The AFM data were acquired on a home-built TC-AFM (TC-AFM) based on a Multimode Nanoscope V (Bruker, Santa Barbara, USA). The scanner was equipped with an external heating element that offered a suitable platform for the thermally responsive experiment. Temperature variation was accomplished via a resistive heating stage (temperature range: RT to 250 °C and resolution: 0.1 °C). A cooling water fluid circuit refrigerates the piezo-scanner. Before the acquisition of every image, a dwell time of 5 min was allowed to equilibrate the temperature17. AFM image acquisition was carried out in tapping mode in air (probes: OMCL-AC160TS-C2, Olympus, Japan). The high-resolution AFM images were carried out under contact mode (probes: MLCT-F, Bruker). The AFM images were further analysed using SPIP software (Image Metrology, Denmark). The step height (0.34 nm) from double layer to single-layer graphene was used to calibrate the Z-piezo of AFM.
The box size for the simulation was 62.2 × 35.8 × 200 Å3, and the mica surface was composed of 48 unit cells, and the interaction of mica was described by the CLAFF force field36. There were 4,110 water molecules in the systems, and the TIP4P/2005 water model was used (Supplementary Fig. 7). All the simulations were carried out in the isothermal–isobaric ensemble with 1 bar pressure and a temperature of 300 K. The total simulation time for water adsorption was 1,250 ns, and there were up to 400 water molecules adsorbed on the surface of the mica.
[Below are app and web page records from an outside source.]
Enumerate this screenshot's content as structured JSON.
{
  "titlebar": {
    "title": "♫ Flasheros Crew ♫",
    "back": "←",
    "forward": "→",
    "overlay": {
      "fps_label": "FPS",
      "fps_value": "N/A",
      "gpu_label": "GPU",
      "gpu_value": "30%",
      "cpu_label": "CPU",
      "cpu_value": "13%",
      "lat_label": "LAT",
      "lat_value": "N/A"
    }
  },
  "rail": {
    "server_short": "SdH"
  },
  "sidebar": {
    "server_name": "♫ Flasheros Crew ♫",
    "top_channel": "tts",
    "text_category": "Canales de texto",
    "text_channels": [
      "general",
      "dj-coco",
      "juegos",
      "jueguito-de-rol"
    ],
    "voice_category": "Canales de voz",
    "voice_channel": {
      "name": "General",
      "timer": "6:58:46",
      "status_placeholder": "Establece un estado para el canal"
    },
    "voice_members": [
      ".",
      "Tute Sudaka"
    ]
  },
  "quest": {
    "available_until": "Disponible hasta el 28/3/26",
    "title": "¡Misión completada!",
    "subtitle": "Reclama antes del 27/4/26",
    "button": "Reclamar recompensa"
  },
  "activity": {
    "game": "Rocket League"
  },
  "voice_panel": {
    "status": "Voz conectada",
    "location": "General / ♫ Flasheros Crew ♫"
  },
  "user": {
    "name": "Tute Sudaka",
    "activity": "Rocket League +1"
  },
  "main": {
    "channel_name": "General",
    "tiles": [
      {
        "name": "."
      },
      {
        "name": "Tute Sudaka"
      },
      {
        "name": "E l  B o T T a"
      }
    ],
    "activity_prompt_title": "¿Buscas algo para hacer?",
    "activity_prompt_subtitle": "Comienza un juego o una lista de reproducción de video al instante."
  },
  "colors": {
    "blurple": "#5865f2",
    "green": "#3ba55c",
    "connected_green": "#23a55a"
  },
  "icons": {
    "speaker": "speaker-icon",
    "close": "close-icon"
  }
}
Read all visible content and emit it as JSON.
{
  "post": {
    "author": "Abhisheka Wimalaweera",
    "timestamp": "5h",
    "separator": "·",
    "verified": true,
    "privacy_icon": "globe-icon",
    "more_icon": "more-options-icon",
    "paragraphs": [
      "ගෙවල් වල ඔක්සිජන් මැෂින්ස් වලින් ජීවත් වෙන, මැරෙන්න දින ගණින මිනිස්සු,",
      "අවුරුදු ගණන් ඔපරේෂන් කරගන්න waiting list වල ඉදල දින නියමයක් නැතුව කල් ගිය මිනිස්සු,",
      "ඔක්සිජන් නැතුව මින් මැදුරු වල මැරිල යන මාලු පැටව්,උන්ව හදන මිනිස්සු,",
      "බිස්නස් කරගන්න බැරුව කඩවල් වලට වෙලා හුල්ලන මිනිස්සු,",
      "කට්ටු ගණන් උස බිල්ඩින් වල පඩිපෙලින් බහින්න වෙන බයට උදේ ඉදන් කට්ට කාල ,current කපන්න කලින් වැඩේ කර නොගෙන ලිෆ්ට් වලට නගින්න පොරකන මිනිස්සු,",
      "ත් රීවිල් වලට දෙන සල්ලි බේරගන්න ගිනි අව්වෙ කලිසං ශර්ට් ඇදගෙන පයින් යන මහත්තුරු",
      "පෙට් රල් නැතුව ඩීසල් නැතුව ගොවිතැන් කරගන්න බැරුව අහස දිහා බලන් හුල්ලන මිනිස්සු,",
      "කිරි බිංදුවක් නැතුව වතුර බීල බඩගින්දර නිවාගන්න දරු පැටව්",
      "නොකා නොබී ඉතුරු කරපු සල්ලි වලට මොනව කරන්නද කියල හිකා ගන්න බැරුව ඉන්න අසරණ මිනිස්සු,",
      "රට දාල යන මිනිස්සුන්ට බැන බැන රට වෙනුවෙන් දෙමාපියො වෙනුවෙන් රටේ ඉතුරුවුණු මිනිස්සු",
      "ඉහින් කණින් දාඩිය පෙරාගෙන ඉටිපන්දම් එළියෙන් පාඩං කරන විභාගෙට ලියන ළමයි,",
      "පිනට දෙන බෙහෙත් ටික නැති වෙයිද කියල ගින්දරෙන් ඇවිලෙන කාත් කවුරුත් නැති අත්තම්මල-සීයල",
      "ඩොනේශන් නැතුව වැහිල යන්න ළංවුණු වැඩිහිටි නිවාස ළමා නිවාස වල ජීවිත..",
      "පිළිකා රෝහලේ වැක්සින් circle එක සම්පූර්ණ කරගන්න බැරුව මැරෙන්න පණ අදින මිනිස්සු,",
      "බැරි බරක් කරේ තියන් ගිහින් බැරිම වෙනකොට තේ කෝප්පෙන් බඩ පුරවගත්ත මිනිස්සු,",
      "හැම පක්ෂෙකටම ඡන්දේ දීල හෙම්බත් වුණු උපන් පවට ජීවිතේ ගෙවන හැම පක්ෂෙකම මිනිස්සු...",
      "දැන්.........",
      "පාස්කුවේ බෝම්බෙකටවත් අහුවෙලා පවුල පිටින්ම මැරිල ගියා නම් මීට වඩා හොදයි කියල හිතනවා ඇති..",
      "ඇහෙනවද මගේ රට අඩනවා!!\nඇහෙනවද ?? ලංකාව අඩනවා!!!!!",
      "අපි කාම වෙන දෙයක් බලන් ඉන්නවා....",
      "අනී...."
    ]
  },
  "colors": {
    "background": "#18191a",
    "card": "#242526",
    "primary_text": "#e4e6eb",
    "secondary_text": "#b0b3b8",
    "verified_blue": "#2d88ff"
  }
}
How to cite this article: Song, J. et al. Evidence of Stranski–Krastanov growth at the initial stage of atmospheric water condensation. Nat. Commun. 5:4837 doi: 10.1038/ncomms5837 (2014).
We gratefully acknowledge the financial support from the Danish Natural Science Research Councils and the Danish Ministry for Science and Innovation through the iNANO Center. M.D. acknowledges a STENO grant from the Danish Research Council and Young investigator programme from Villum Foundation. J.S. acknowledges PhD scholarship from China Scholarship Council of the Ministry of Education of China, Niels Bohr Foundation from the Royal Danish Academy of Sciences and Aarhus University Research Foundation. J.L. acknowledges the Ministry of Science and Technology (MOST) 973 programme 2013CB933704. S.Z. acknowledges the Aarhus University Research Foundation. We also acknowledge Dr Bede Pittenger from Bruker Nano-division for the technique support.
Supplementary Figures 1-10 and Supplementary References